Aermacchi MB-339CB |1990
The Air Force acquired 18 Aermacchi MB-339CBs in 1990, with deliveries beginning in 1991. All 18 aircraft were operated by No. 14 Squadron at Base Ohakea. The MB-339, or ‘Macchi’ as they became known, provided pilots with the advanced flying training component of their ‘Wings’ course. It also had a second-line attack capability when equipped with 12.7mm gun packs, bombs and rockets. With the disbandment of the Air Combat Force in 2001, the Aermacchi was retired and put into storage at Ohakea. The majority of the fleet was sold in 2012, with the remainder being allocated to aviation museums around New Zealand.
C-130H(NZ) Hercules | 2005
The Air Force operates five C-130H(NZ) Hercules out of No. 40 Squadron at Base Auckland. They were initially delivered as C-130H models during the 1960s. However, like the P-3Ks, the Hercules also enjoyed a major upgrade. In 2005 the Life Extension Programme began, which involved an extensive avionics upgrade of the flight deck and structural refurbishment. Upon completion, the aircraft was re-designated the C-130(H)NZ. The aircraft provides strategic airlift and tactical airlift as well as participating in international training exercises. Tasks are flown in support of combat, peace-keeping and humanitarian relief operations.
NH90 | 2015
Our Air Force has eight NH90 helicopters in its fleet, operated by No. 3 Squadron and have been in full service since 2015. They area twin engine medium utility helicopter featuring a fly-by-wire flight control system, full ice protection system, and fibre-glass composite structure. It provides tactical air mobility operations, including support to special operations, casualty evacuation, and movement of troops and equipment. The NH90 also provides a range of support services to government agencies including search and rescue, police operations, disaster relief and counter-terrorism response.

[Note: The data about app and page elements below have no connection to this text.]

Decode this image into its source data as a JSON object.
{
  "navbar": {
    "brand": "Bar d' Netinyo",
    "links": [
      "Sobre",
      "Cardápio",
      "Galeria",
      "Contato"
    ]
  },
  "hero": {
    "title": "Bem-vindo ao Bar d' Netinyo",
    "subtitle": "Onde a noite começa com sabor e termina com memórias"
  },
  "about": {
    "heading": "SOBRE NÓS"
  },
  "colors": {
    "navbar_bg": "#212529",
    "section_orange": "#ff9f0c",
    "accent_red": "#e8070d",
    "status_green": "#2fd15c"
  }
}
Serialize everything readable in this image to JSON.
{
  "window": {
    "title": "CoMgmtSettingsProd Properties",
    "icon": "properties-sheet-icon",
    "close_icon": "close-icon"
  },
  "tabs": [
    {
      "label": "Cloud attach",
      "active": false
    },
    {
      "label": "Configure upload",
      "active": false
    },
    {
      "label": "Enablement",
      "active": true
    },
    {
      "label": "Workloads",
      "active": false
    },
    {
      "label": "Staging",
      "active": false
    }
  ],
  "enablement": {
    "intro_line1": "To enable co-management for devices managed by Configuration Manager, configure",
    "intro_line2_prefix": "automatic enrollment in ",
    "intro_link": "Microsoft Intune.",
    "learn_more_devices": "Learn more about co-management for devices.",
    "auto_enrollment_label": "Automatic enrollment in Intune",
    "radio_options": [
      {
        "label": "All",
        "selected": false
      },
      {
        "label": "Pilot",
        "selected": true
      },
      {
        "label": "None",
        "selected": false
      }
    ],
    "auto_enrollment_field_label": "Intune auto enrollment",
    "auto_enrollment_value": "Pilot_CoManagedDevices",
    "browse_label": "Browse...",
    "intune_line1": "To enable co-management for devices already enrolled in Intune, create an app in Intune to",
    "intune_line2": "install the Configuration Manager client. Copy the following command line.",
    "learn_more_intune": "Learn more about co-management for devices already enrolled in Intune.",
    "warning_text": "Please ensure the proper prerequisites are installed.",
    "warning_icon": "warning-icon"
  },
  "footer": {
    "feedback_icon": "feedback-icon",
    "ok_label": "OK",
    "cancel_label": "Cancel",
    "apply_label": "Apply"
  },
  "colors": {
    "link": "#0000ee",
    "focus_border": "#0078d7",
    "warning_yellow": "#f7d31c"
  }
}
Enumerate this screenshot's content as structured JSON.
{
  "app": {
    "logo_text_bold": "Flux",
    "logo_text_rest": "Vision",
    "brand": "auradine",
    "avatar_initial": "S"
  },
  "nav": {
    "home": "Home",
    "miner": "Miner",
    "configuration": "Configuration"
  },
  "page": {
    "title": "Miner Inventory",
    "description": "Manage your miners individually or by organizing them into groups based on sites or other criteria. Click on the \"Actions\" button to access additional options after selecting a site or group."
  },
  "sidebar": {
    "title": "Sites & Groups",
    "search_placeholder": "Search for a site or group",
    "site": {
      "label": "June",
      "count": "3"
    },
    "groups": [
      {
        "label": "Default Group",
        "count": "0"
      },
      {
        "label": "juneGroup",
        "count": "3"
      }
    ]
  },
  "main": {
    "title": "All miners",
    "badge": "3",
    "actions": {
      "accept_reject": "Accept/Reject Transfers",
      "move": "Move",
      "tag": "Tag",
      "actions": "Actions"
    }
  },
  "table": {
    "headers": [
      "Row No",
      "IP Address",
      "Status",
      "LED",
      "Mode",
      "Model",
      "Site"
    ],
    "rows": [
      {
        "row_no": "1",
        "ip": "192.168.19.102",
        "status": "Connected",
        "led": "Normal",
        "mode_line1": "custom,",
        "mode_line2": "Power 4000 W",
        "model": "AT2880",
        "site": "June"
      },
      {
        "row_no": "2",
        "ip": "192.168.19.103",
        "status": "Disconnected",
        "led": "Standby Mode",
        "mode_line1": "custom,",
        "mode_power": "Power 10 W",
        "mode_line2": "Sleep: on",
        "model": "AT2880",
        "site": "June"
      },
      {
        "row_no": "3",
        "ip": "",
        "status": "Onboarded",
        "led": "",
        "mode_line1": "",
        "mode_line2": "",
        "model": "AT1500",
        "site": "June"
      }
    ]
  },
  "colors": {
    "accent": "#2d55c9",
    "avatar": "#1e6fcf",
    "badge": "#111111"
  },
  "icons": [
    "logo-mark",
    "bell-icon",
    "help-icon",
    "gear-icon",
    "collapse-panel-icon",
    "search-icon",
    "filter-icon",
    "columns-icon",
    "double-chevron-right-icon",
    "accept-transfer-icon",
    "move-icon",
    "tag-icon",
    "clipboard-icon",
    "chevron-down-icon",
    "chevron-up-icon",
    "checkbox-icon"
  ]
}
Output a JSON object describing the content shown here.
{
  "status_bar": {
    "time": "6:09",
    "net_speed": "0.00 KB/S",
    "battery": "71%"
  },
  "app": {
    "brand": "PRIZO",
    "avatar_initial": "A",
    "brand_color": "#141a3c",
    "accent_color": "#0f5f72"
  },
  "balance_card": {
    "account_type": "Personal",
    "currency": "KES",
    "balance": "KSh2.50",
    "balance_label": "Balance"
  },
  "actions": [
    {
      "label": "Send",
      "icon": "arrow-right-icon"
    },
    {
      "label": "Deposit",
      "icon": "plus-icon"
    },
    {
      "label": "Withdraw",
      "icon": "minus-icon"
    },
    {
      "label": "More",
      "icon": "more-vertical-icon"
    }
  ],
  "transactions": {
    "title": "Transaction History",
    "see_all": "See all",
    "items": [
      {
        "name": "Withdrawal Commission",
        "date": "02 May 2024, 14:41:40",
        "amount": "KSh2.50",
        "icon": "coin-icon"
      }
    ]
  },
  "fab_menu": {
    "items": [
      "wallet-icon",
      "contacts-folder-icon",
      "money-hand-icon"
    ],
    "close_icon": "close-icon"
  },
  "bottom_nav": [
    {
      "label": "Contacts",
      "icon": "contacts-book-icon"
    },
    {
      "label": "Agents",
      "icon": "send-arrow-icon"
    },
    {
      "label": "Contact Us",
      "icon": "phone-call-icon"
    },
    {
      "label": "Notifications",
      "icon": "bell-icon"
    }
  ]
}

The Royal New Zealand Air Force would like to acknowledge the help and expertise of the staff at the Air Force Museum of New Zealand while photographing some of their extensive and impressive collection. You can see the Kittyhawk, Vampire, Iroquois, Skyhawk and the Aermacchi at the museum. For more information visit airforcemuseum.co.nz